Corporate Use of the Blockchain
The open-source sharing of the Blockchain by Satoshi hasn’t stopped firms from trying to get patent protection on meaningful improvements to the blockchain, including security and encryption techniques, Colette Reiner Mayer of Morrison & Foerster, a law firm, told The Economist.
Heated fights over intellectual property are nothing new in emerging technology markets. But given that the blockchain is expected to shake up everything from the way precious diamonds are safeguarded to the way shares are traded, the legal fights could be especially fierce. A large number of companies plan to use blockchain technology:
- Bank of America
All of these companies have filed for blockchain-related patents. Many companies are rushing in to get provisional patents before the technology is even on the market. In addition to providing protection, patents make companies more attractive to investors because it shows they have something very valuable and worth protecting.
They will also benefit from cross-licensing. This means that one company can grant another company the rights to a piece of the product, research or subject.
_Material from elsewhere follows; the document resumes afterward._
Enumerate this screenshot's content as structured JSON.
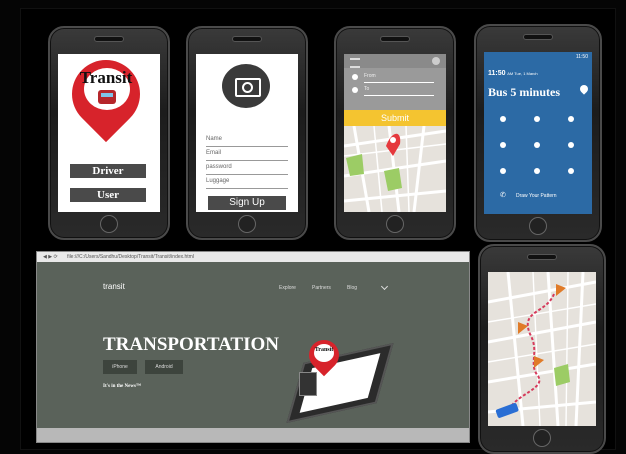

From a legal standpoint, cross-licensing is another form of protection because both companies can avoid infringement disputes and litigation. The companies that use blockchain can be part of a patent pool, which protects members against lawsuits. Some may even sign a patent pledge, a document that states an organization will not sue other companies.
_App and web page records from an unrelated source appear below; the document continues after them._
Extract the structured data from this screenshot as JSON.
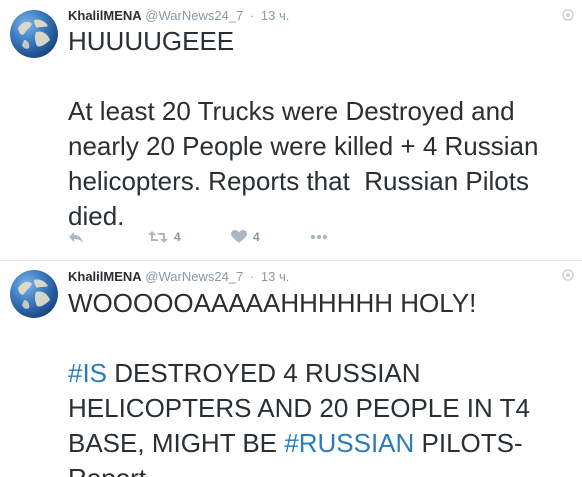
{
  "tweets": [
    {
      "author_name": "KhalilMENA",
      "handle": "@WarNews24_7",
      "separator": "·",
      "time": "13 ч.",
      "text_lines": [
        "HUUUUGEEE",
        "",
        "At least 20 Trucks were Destroyed and",
        "nearly 20 People were killed + 4 Russian",
        "helicopters. Reports that  Russian Pilots",
        "died."
      ],
      "retweet_count": "4",
      "like_count": "4"
    },
    {
      "author_name": "KhalilMENA",
      "handle": "@WarNews24_7",
      "separator": "·",
      "time": "13 ч.",
      "line1": "WOOOOOAAAAAHHHHHH HOLY!",
      "hashtag1": "#IS",
      "line3_rest": " DESTROYED 4 RUSSIAN",
      "line4": "HELICOPTERS AND 20 PEOPLE IN T4",
      "line5_start": "BASE, MIGHT BE ",
      "hashtag2": "#RUSSIAN",
      "line5_end": " PILOTS-",
      "line6": "Report"
    }
  ],
  "colors": {
    "text": "#292f33",
    "meta": "#8899a6",
    "hashtag": "#2b7bb9",
    "icon": "#aab8c2",
    "divider": "#e1e8ed"
  },
  "icons": [
    "globe-avatar",
    "options-icon",
    "reply-icon",
    "retweet-icon",
    "heart-icon",
    "more-dots-icon"
  ]
}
Only a very few patents have been issued so far. And known applicants all say that they intend to use patents only “defensively,” meaning to protect themselves against lawsuits.
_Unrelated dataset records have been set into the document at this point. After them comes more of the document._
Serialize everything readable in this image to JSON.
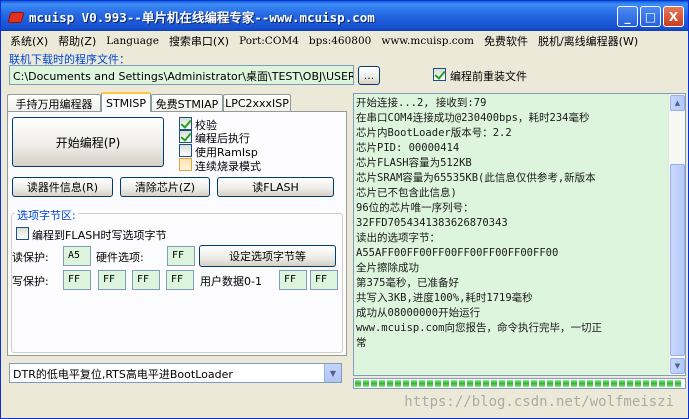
{
  "window": {
    "title": "mcuisp V0.993--单片机在线编程专家--www.mcuisp.com",
    "buttons": {
      "minimize": "_",
      "maximize": "□",
      "close": "X"
    }
  },
  "menu": [
    {
      "label": "系统(X)",
      "serif": false
    },
    {
      "label": "帮助(Z)",
      "serif": false
    },
    {
      "label": "Language",
      "serif": true
    },
    {
      "label": "搜索串口(X)",
      "serif": false
    },
    {
      "label": "Port:COM4",
      "serif": true
    },
    {
      "label": "bps:460800",
      "serif": true
    },
    {
      "label": "www.mcuisp.com",
      "serif": true
    },
    {
      "label": "免费软件",
      "serif": false
    },
    {
      "label": "脱机/离线编程器(W)",
      "serif": false
    }
  ],
  "file_section": {
    "label": "联机下载时的程序文件：",
    "path": "C:\\Documents and Settings\\Administrator\\桌面\\TEST\\OBJ\\USER.hex",
    "browse_label": "...",
    "reload_label": "编程前重装文件",
    "reload_checked": true
  },
  "tabs": [
    "手持万用编程器",
    "STMISP",
    "免费STMIAP",
    "LPC2xxxISP"
  ],
  "active_tab": 1,
  "actions": {
    "start": "开始编程(P)",
    "read_info": "读器件信息(R)",
    "erase": "清除芯片(Z)",
    "read_flash": "读FLASH"
  },
  "options": [
    {
      "label": "校验",
      "checked": true,
      "style": "normal"
    },
    {
      "label": "编程后执行",
      "checked": true,
      "style": "normal"
    },
    {
      "label": "使用RamIsp",
      "checked": false,
      "style": "normal"
    },
    {
      "label": "连续烧录模式",
      "checked": false,
      "style": "orange"
    }
  ],
  "option_bytes": {
    "group_label": "选项字节区:",
    "write_to_flash": "编程到FLASH时写选项字节",
    "read_protect_label": "读保护:",
    "read_protect_value": "A5",
    "hw_option_label": "硬件选项:",
    "hw_option_value": "FF",
    "set_button": "设定选项字节等",
    "write_protect_label": "写保护:",
    "write_protect_values": [
      "FF",
      "FF",
      "FF",
      "FF"
    ],
    "user_data_label": "用户数据0-1",
    "user_data_values": [
      "FF",
      "FF"
    ]
  },
  "boot_mode": "DTR的低电平复位,RTS高电平进BootLoader",
  "log": [
    "开始连接...2, 接收到:79",
    "在串口COM4连接成功@230400bps，耗时234毫秒",
    "芯片内BootLoader版本号：2.2",
    "芯片PID: 00000414",
    "芯片FLASH容量为512KB",
    "芯片SRAM容量为65535KB(此信息仅供参考,新版本",
    "芯片已不包含此信息)",
    "96位的芯片唯一序列号：",
    "32FFD7054341383626870343",
    "读出的选项字节：",
    "A55AFF00FF00FF00FF00FF00FF00FF00",
    "全片擦除成功",
    "第375毫秒，已准备好",
    "共写入3KB,进度100%,耗时1719毫秒",
    "成功从08000000开始运行",
    "www.mcuisp.com向您报告，命令执行完毕，一切正",
    "常"
  ],
  "progress": {
    "value": 1.0
  },
  "watermark": "https://blog.csdn.net/wolfmeiszi"
}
To limit such fights, several startups are opening up their Intellectual property. Among them, Chain, Digital Asset Holdings, and Hyperledger have made their software open-source, so that the underlying architecture is freely available to both users and developers. Some programs even come with a license that makes it impossible to enforce patents against those who use the organization’s code. Blockstream, another startup, has signed a “patent pledge,” vowing not to sue others—as long as they don’t use their patents offensively.
There are also discussions over forming a patent pool, much like the Open Invention Network, created in 2005 to protect member firms against suits for using Linux, the popular open-source operating system. The OIN acquires patents and then licenses them freely to members, which agree not to assert their patents.
Whether this strategy of mutual disarmament is sufficient to avoid another patent war will be clear only when and if blockchains have become a multi-billion dollar business.
Philadelphia IP Lawyers
In the tri-state area, no one knows patent law than patent practice law firm Paul & Paul. With new technologies and inventions being created every year, the need for patents has never been greater. Our intellectual property rights attorneys know what’s at stake if you don’t protect your invention or idea. All that hard work is gone – used by someone else and claiming it as his or her own. We also handle other legal services including matters concerning trademarks, copyrights, and trade secrets both domestic and foreign.
For 170 years and 40 countries, innovators and entrepreneurs have trusted our legal team to guide them with expert legal advice on intellectual property law. Whether you are a small business owner or a large corporation, contact registered patent attorneys Paul & Paul today for free consultation. We will take the time to sit down with you to go over a strategic plan to safeguard your idea or product. You’ll learn if you need to get a patent, how to file a patent application, how your intellectual rights will be maintained in another country and more.